Alright, so this week I’ll be taking a short break from my regularly scheduled blogs focused on hardcore and local music, but I’ve prepared a nice treat as a substitute. I will be writing about “Tampopo” by Juzo Itami. 

This movie was introduced to me by a good friend, and has quickly become a comforting favorite to rewatch every now and again. The biggest draws towards this movie are its comedy, food presentation, and wacky characters. “Tampopo” is all about a novice ramen maker trying to become a full-fledged ramen master by the end of the movie. 

I’ll dive a little deeper into the plot, but not too much so that it ruins the movie. Honestly, I think even if this film were to be spoiled it’d be terrific to watch anyway because of how the actors deliver their jokes, lines, and emotion on screen. I could never capture the beauty on the screen and translate it into words here. 

Serving 1 – Plot

The movie opens in a movie theater with a dapper man and woman talking through the fourth wall to us about how to enjoy a movie with food (no chips!). These two characters are fun additions to the main plot of Goro (played by Tsutomu Yamazaki), Tampopo (Nobuko Miyamoto) and Gun (Ken Watanabe) trying to fix up Tampopo’s ramen shop. 

Tampopo is a vibrant woman running a ramen shop with lots of beautiful smiles, earnest attempts at improvement and so much love towards everyone and everything. She is one of my favorite characters in the movie as she is so cheerful and wonderful throughout the film. 

This film has many characteristics of a classical Western in that it has a strong vagabond protagonist trying to better the people around them, Goro wears a cowboy hat, and loves to fight to make a point. “Tampopo” also is a comedy.
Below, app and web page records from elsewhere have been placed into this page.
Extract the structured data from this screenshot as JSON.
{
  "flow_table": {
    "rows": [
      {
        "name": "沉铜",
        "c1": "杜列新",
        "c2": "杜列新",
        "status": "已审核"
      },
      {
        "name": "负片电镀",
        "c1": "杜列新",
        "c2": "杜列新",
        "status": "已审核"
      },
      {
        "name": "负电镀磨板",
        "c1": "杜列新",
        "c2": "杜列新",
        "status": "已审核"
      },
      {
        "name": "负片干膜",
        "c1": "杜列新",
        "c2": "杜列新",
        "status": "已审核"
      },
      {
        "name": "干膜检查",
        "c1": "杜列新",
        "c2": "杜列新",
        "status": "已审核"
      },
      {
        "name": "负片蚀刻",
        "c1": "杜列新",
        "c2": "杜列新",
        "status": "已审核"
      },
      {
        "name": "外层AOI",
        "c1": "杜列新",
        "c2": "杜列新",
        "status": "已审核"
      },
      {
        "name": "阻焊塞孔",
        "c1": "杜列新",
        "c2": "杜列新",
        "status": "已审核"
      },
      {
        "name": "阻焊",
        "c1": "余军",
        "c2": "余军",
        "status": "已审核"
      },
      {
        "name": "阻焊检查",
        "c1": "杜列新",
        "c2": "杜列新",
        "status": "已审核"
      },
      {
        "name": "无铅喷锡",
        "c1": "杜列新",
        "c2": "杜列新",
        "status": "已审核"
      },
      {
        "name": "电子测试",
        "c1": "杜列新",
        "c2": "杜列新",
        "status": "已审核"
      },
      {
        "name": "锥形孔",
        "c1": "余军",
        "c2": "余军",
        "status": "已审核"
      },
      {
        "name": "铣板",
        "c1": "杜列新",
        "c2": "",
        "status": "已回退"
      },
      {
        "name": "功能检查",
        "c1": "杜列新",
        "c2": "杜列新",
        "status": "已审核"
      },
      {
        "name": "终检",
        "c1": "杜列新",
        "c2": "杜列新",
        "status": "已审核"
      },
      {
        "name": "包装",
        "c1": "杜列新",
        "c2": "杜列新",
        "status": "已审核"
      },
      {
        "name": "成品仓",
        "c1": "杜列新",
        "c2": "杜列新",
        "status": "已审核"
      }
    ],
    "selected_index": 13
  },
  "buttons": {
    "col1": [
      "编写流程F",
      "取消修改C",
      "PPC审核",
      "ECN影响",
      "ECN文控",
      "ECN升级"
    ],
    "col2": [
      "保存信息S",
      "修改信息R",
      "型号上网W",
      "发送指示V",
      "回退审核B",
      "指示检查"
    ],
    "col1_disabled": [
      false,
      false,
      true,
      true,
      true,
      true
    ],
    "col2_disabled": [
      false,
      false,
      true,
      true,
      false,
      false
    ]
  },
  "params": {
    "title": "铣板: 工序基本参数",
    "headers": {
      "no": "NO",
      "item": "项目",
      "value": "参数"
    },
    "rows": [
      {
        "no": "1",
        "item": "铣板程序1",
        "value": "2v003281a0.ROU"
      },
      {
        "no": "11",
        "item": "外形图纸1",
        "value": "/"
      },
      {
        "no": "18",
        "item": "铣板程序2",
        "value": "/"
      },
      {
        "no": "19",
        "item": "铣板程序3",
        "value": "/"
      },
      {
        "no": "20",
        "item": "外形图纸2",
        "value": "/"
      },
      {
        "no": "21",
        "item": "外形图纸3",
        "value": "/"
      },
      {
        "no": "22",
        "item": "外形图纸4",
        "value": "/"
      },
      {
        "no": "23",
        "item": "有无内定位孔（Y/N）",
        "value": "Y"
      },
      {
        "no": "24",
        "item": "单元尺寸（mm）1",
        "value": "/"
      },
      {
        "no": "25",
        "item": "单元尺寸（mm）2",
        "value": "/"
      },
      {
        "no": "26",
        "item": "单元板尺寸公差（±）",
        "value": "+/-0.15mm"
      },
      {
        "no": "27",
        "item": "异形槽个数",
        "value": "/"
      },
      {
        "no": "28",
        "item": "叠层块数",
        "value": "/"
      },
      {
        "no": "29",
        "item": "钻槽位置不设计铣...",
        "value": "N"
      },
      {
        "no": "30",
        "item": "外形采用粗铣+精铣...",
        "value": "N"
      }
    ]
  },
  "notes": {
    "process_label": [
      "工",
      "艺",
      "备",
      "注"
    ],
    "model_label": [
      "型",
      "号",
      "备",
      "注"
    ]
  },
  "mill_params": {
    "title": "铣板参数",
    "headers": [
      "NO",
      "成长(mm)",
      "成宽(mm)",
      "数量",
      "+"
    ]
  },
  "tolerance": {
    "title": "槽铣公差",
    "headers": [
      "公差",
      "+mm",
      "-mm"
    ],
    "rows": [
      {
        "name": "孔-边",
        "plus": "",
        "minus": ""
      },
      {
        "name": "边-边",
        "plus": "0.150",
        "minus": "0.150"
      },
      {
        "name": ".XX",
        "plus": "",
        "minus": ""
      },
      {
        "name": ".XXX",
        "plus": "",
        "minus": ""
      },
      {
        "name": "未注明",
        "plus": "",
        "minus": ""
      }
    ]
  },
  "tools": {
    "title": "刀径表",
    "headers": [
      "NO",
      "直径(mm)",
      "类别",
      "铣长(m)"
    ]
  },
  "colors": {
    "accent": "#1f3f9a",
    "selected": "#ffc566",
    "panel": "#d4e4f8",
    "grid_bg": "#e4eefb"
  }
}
It satirizes the tropes of Westerns and makes fun of many cultural customs like eating quietly.

By the end of the film we are in love with the whole cast of characters and rolling around laughing because of the ridiculous behaviors, scenes and gags that we get to witness on Tampopo’s journey to becoming a ramen master.

Serving 2 – Music

“Tampopo” blends jazzy instrumental scenes with classical scores to elicit emotions like awe, love, joy and comedic shock. The composer and sound workers for this film created a life-like city while adding in sound effects to enhance the noodle-slurping madness that makes this move so appealing. 

There’s also a great scene with a group of unhoused people from the city singing a beautiful song in appreciation for their one true ramen master who taught them to appreciate food. 

Plate 3 – A Sip of Sake before We Go

“Tampopo”, a lot like “Monty Python” and other satirical movies, has many gag scenes that aren’t focused on the characters of the movie, but do have to do with the general theme of the film. Many such scenes include an old woman fondling soft items in a grocery store, a Charlie Chaplin-esque scene focused on sneaking into a kitchen to make a beautiful egg and rice dish, a sick mother dying and her family eating her meal she made as a sign of respect and a few other naughty scenes played out by the couple from the beginning of the film. 

I don’t know what y’all look for in films but if you want comedy, food, music, emotion and anything else, “Tampopo” is the place to go. It’s easy to watch on HBO (or other places if you’re not willing to pay for a subscription…). There are many unmentioned treats in this film because there’s so much to explore and love.